It has been estimated that on an international, comprehensive scale, the level of undiagnosed and unaddressed mental health issues is continuously increasing. An estimated 120 million people globally suffer from depression, 50 million from epilepsy, 37 million from Alzheimer’s and 24 million from schizophrenia. It has also been identified that almost 1 million people all over the world commit suicide annually, and at least 20 million people make one unsuccessful attempt to commit suicide. In the United States, suicide is the eighth leading cause of death which means that one American in every 17 minutes takes his/her own life.
As per a World Bank study, one of the major causes of the deterioration in the quality of life is an increase in mental health problems. In spite of all that, the distribution of budget for the treatment of mental health problems is unreasonably low in relation to other diseases, regardless of the serious health consequences they bear.
Irrespective of all these facts, the absence of effective ways and proper mechanisms to deal with the mental health issues remains prevalent and has been found in almost all of the countries studied by World Health Organization (WHO). Nearly twenty-five percent of the 191 countries surveyed by WHO do not even have a national policy or law to deal with mental health issues. The WHO identifies that the condition is worst among the lower segments of the population as they cannot easily afford the required treatment that results in worsening their mental condition and mental disorders.
The study further suggests that though the initial treatments for the less severe forms of mental disorders are available in some countries, yet almost two-thirds of the victims never tried to seek help from a qualified mental health professional. The reason is not only the scarce financial resources but also an effort to avoid the stigma attached with such problems. According to the WHO, this reason is contributing to the increase in mental health issues.
Mental health disorders are considered one of the prime causes of disability in the world. Now depressive disorders are the fourth prominent cause of the global disease burden, and it is also estimated that they will be second by the year 2020, leaving behind only cardiac ailments.
Despite this, on an international scale, approximately 70% of the sufferers have access to fewer than one psychiatrist per 100,000 population, 55% to fewer than one neurologist per one million population, and 44% to fewer than one psychiatric nurse per 100,000 individuals. These are overall statistics; they are not related to any specific region or country. More specifically, mental health services and treatments are available to one-tenth to one-hundredth of what is required.

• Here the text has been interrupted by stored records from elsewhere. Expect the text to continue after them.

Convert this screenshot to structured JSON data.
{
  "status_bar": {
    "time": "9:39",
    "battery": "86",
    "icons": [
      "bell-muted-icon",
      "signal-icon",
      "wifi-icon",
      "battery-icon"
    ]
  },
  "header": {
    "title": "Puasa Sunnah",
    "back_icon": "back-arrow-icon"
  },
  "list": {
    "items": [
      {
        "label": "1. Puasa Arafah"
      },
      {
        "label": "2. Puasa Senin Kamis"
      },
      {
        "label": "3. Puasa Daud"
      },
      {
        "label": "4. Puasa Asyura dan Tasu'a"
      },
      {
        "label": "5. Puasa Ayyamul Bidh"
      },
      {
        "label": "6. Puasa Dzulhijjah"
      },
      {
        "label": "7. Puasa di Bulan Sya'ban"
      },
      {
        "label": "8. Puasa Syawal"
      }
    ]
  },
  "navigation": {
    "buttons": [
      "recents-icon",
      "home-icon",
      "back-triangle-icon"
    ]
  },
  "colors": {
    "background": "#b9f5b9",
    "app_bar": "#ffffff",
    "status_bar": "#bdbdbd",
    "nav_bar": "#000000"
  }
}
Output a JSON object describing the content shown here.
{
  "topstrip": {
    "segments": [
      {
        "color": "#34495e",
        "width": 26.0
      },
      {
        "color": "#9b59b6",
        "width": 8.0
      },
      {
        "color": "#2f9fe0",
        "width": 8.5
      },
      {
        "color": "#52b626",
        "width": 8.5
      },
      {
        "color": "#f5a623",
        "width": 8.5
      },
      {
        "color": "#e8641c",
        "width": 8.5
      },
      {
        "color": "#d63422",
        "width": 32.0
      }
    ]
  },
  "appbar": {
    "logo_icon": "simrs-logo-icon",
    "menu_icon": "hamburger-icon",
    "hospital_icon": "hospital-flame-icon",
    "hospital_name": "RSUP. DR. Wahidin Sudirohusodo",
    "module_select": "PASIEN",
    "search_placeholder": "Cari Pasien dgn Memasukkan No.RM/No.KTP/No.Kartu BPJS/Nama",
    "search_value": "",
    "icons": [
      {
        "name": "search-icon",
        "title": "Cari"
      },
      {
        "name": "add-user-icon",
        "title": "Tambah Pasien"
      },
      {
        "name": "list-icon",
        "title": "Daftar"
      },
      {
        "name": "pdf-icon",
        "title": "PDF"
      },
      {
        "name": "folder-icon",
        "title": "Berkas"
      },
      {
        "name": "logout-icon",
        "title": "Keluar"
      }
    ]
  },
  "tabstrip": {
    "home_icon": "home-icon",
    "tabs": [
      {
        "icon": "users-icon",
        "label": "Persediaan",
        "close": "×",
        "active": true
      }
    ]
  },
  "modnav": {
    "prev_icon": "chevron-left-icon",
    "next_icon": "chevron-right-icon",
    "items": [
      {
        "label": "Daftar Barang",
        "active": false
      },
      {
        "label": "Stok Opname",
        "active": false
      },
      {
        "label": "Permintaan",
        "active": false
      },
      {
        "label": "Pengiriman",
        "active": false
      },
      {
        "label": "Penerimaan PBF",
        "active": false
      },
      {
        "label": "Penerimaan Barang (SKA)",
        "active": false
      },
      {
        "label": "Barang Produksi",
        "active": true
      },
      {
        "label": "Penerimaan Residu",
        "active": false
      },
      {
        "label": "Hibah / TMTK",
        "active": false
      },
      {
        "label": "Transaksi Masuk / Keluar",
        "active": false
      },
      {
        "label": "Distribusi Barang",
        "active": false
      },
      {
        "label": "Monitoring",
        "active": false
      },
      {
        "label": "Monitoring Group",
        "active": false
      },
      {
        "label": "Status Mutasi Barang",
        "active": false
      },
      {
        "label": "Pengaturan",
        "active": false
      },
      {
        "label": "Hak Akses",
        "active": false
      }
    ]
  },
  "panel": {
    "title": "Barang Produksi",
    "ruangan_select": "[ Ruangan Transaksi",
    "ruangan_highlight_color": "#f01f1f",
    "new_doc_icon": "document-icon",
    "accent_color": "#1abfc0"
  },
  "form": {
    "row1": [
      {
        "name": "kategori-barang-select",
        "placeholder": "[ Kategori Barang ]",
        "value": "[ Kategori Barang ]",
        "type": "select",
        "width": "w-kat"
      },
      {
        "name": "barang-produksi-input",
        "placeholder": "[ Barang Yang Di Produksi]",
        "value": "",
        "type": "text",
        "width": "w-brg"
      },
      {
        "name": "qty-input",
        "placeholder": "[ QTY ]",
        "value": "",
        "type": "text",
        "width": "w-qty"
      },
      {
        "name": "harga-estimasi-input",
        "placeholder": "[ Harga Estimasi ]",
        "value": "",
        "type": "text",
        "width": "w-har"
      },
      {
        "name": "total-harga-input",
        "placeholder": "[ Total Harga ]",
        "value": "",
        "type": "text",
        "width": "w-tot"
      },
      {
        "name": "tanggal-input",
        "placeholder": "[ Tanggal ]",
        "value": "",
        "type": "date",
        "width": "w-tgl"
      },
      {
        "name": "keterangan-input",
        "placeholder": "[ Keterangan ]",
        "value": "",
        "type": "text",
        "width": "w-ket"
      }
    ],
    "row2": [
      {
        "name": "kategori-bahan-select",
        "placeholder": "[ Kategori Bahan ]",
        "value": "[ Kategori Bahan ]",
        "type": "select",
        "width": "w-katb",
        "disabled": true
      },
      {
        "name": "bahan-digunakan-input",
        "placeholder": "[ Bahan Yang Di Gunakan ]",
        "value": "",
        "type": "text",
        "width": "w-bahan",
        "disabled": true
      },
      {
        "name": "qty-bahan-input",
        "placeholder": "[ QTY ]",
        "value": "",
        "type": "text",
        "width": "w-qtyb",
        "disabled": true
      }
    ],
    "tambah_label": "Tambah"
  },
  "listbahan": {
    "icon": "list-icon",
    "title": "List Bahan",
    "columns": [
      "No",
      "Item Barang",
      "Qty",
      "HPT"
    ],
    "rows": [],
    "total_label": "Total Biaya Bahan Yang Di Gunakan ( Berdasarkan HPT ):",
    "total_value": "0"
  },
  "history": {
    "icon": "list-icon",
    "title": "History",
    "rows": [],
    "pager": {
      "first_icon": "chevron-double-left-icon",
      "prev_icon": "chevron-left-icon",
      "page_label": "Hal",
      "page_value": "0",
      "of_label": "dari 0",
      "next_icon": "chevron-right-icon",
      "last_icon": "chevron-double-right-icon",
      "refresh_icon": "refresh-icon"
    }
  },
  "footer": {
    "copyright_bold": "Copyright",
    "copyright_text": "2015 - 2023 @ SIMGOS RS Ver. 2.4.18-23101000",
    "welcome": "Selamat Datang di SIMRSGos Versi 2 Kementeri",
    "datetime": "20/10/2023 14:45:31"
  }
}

There is a pressing need to devise proper laws and policies to deal with mental health issues at the global level. International organizations and the governments must now define proper strategies and rules to deal with mental health problems of their population in order to have a healthy nation.